New CIO Magazine Poll: Chief Information Officers Speak Out After September 11th Attacks
FRAMINGHAM, MA – NOVEMBER 12, 2001 – A CIO KnowPulse Poll® of 170 chief information officers (CIOs) reveals the majority (67%) of CIOs are "not very confident" or "not at all confident" that law enforcement will provide their companies with sufficient advance warning of a threat to computer systems. Twenty-seven percent (27%) are somewhat confident with only 2% very confident and 2% extremely confident.
"The horrific events of September 11th came without warning," says Abbie Lundberg, editor in chief of CIO magazine. "The fact is, our computer systems support a lot of critical services "finance, transportation, power" and they'revulnerable. CIOs and business leaders should not wait for specific threats before taking all possible actions to secure their systems and protect against cyberterrorism. They need to act now."
CIO KnowPulse Poll® results indicate a few CIOs are not taking such action against cyberterrorism. While nearly half (49%) of CIOs have had additional responsibility and/or accountability for security infrastructure placed on them since September 11th, more than one-third (39%) still do not have cybersecurity experts on staff or contracted.
Also of note:
· Just under half (47%) will increase the company's budget for information security following September 11th;
· Sixteen percent (16%) never require employees to change their passwords granting network access;
· Five percent (5%) only conduct anti-virus updates in reaction to appearance of new viruses;
· Four percent (4%) say information security does not rank in the top five major concerns of the CIO position.
As for national security, CIOs are split in their confidence level regarding the technologies, plans and procedures currently in place to protect the nation's critical infrastructure. Following speculation that the next terrorist assault on the United States could be a cyberattack, just over half (54%) of CIOs are extremely, very or somewhat confident in the U.S.'s ability to protect critical infrastructures. The remainder are not very confident (32%) or not at all confident (13%). However, CIOs are willing to give up some privacy in their personal use of the Internet in exchange for enhanced national security. A significant majority (70%) say they're willing to surrender additional privacy following the events of September 11th, with 28% saying they are not willing to sacrifice privacy.
Despite the negative impact of recent events on an already slowing economy, CIOs express confidence in business prospects for the year 2002. The majority (76%) are somewhat, very or extremely confident about business prospects for the coming year, with 21% not very confident and 4% not at all confident.
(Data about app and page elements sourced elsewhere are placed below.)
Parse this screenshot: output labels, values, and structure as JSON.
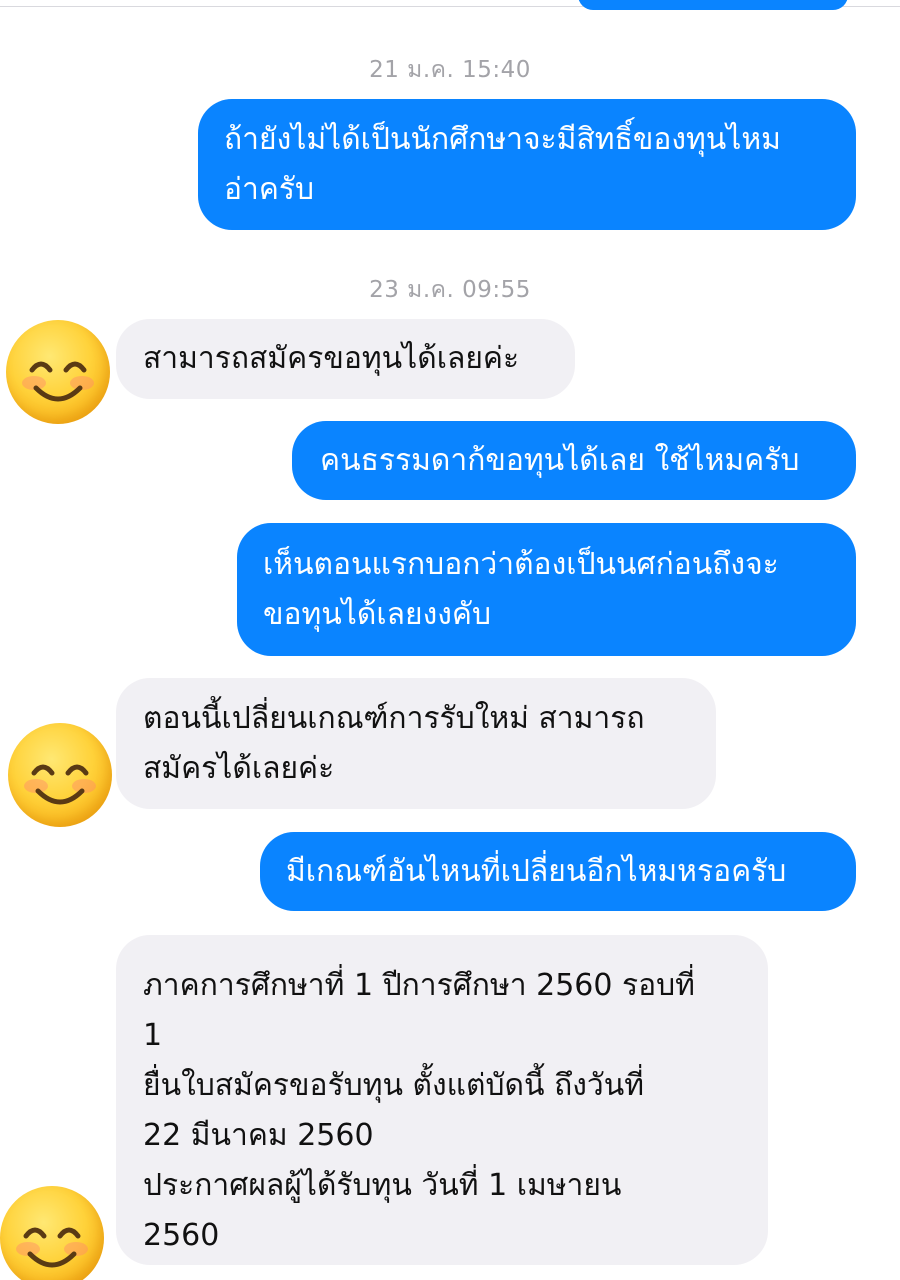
{
  "messages": {
    "ts1": "21 ม.ค. 15:40",
    "m1": [
      "ถ้ายังไม่ได้เป็นนักศึกษาจะมีสิทธิ์ของทุนไหม",
      "อ่าครับ"
    ],
    "ts2": "23 ม.ค. 09:55",
    "m2": [
      "สามารถสมัครขอทุนได้เลยค่ะ"
    ],
    "m3": [
      "คนธรรมดาก้ขอทุนได้เลย ใช้ไหมครับ"
    ],
    "m4": [
      "เห็นตอนแรกบอกว่าต้องเป็นนศก่อนถึงจะ",
      "ขอทุนได้เลยงงคับ"
    ],
    "m5": [
      "ตอนนี้เปลี่ยนเกณฑ์การรับใหม่ สามารถ",
      "สมัครได้เลยค่ะ"
    ],
    "m6": [
      "มีเกณฑ์อันไหนที่เปลี่ยนอีกไหมหรอครับ"
    ],
    "m7": [
      "ภาคการศึกษาที่ 1 ปีการศึกษา 2560 รอบที่",
      "1",
      "ยื่นใบสมัครขอรับทุน  ตั้งแต่บัดนี้ ถึงวันที่",
      "22 มีนาคม 2560",
      "ประกาศผลผู้ได้รับทุน  วันที่ 1 เมษายน",
      "2560"
    ]
  },
  "icons": {
    "avatar": "smiling-face-emoji-icon"
  },
  "colors": {
    "outgoing": "#0a84ff",
    "incoming": "#f1f0f4",
    "timestamp": "#a3a3a8"
  }
}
"CIOs are doing their best to heed the messages of our nation's leaders and carry on with regular business," says Lundberg. "Their confidence in 2002 business prospects reflects this notion."
IDG's CIO magazine deployed the poll October 15, 2001, approximately five weeks after the September 11th terrorist attacks on the United States, at the CIO Perspectives Conference in Rancho Mirage, CA. Following the conference, CIO magazine invited a select group of CIO readers (CIOs and business executives) to answer the same CIO KnowPulse Poll® online between Monday, October 29th and Monday, November 5, 2001. The number of respondents from the conference (87) and the online poll (83) bring the total number of respondents to 170 CIOs and business executives who represent the opinions of the most tech-savvy leaders in the world. In addition to the cyberterrorism threats and preparation, the poll also covers CIO opinion on disaster recovery timeline estimates, as well as the predicted effectiveness of newly appointed national leaders Richard Clarke and Tom Ridge.
Complete Poll Results:
1.) Following 9/11/01, has your company placed additional responsibility and/or accountability for security infrastructure on the CIO?
6% Don't know/unsure
2.) Following 9/11/01, what is your comfort level with flying?
42% Less comfortable
7% More comfortable
0% Don't know/unsure
3.) President Bush appointed Richard Clarke national advisor for cyberspace security. How effective do you think this appointment will be in securing the nation's information systems?
2% Extremely effective
7% Very effective
49% Somewhat effective
20% Not very effective
4% Not at all effective
18% Don't know/unsure
4.) President Bush appointed Tom Ridge to US director of homeland security. How effective do you think this appointment will be in securing the nation's information systems?
3% Extremely effective
14% Very effective
58% Somewhat effective
14% Not very effective
4% Not at all effective
8% Don't know/unsure
5.) Are each of the following devoting enough time and human resources to protecting the nation's security?
a) US government:
19% Don't know/unsure
b) Industry in the US: